Observation, on 02/03/12 at 10:30 AM, of RN #6, performing her medication pass, revealed all medication was crushed together with the exception of the liquid medication to be administered. Further observation revealed, RN #6 flushed the GT but she did not verify placement prior to flushing. Continued observation revealed, RN #6 aspirated the medication into a piston syringe and pushed the medications into the GT and she continued to use this method of administration until all medications were administered.

Interview, on 02/03/12 at 11:00 AM, with RN #6, revealed she did not check placement prior to the administration of the medication. RN #6 verbalized, "the actual placement is within the stomach. I just look at the outside." Further interview revealed, she did not follow the facility's policy regarding appropriate placement verification of GT and the administration of medications.

Interview, on 02/03/12 at 11:30 AM, with RN #8, revealed she could not identify the last in-service on appropriate medication administration of GTs. Further interview revealed, she acknowledged the medication administration was not performed accurately and correctly per the facility's policy and standards of practice.

2. Record review for Patient #17 revealed an admission date of [DATE] and diagnoses which included Cholangitis (an infection of the common bile duct, the tube that carries bile from the liver to the gallbladder and intestines), Diabetes, and a history of Liver Transplant in 02/10. Further review of the record revealed the patient was NPO (nothing by mouth on 05/27/11).

Review of the Physician's Orders dated 05/24/11 for Regular Insulin to be administered every six (6) hours if NPO. This Insulin was on a sliding scale as follows:
2 units if FSBS (fingerstick blood sugar) was 150-199 mg/dl (milligrams per deciliter)
4 units if FSBS was 200-249 mg/dl
6 units if FSBS was 250-299 mg/dl
8 units if FSBS was 300-349 mg/dl
10 units if FSBS was 350-399 mg/dl
12 units if FSBS was greater than 400 mg/dl.

Review of Patient #17's FSBS on 05/27/11 revealed at 12:10 AM the patient's FSBS was 215 mg/dl, at 6:44 AM the FSBS was 207 mg/dl, at 12:24 PM the FSBS was 162, and at 9:16 PM the FSBS was 226 mg/dl.

Review of the Medication Administration Record (MAR) for 05/27/11 revealed no documented evidence the Regular Insulin was administered as ordered at 12:10 AM, 6:44 AM, 12:24 PM, and 9:16 PM.

Interview, on 02/02/12 at 2:58 PM, with the 8th Floor Patient Care Manager revealed the Regular Insulin should have been administered as ordered per the sliding scale.

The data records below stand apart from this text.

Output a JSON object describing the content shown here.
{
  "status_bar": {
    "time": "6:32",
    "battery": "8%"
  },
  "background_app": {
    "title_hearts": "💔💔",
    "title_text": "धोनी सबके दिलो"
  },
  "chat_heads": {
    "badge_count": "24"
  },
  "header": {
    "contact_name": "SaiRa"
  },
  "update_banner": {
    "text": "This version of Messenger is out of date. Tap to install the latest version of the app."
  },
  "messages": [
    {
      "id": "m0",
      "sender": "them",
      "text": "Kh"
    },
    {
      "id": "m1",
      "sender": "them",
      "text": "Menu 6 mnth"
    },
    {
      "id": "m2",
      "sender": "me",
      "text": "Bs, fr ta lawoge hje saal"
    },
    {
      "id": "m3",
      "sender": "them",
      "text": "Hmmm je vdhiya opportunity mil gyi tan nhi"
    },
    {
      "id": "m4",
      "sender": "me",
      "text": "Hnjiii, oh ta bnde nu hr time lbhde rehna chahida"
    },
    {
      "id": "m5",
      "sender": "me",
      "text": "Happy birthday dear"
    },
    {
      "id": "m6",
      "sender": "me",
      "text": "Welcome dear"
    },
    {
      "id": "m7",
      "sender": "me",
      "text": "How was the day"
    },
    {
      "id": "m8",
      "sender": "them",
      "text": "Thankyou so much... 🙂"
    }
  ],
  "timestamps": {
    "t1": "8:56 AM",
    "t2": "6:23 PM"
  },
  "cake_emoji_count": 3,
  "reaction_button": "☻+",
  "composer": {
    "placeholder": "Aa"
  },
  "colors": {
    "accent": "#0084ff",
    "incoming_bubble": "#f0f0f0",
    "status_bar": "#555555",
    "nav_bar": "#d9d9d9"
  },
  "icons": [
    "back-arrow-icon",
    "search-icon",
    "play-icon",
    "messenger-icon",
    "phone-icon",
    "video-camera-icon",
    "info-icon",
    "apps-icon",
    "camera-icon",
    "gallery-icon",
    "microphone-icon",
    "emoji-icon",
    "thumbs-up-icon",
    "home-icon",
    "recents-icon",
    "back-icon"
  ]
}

Based on interview, record review, and the facility's policy review it was determined surgical counts were not documented as performed as per facility's policy for one (1) of nineteen (19) sampled patients (Patient #14).

The findings include:

Review of the facility's policy #A08-190, "Intraoperative Counts" revealed "Except in the case of an emergency, initial counts for sponges, sharps, and instruments shall be performed for all procedures performed in" the facility's Operating Rooms (OR). Further review revealed "subsequent counts shall be taken when...closure of a cavity within a cavity; at the closure of the peritoneum or first line of closure; during skin closure (immediately before completion of surgical procedure...".

Review of Patient #14's record revealed an admission date of [DATE] and diagnoses which included Chronic Obstructive Pulmonary Disease (COPD). Continued review revealed the patient was admitted for a lung transplant.

Review of the operative report dated [DATE] revealed Patient #14 was in the OR at 8:04 PM and received the lung transplant. Further review of the Operative Report revealed no documented evidence surgical counts for sponges, sharps, and instruments was performed during the closure of the cavity or the closure of the skin.

Interview, on 02/07/12 at approximately 3:00 PM, with OR Registered Nurses (RN) #1 and #2 revealed counts should be performed before surgery and after surgery as per the facility's policy as it was required.

Interview, on 02/02/12 at 2:25 PM, with the Associate Director of the Main ORs revealed the OR staff had indicated on 06/04/11 that they had performed the counts, however had failed to document the counts as per facility policy.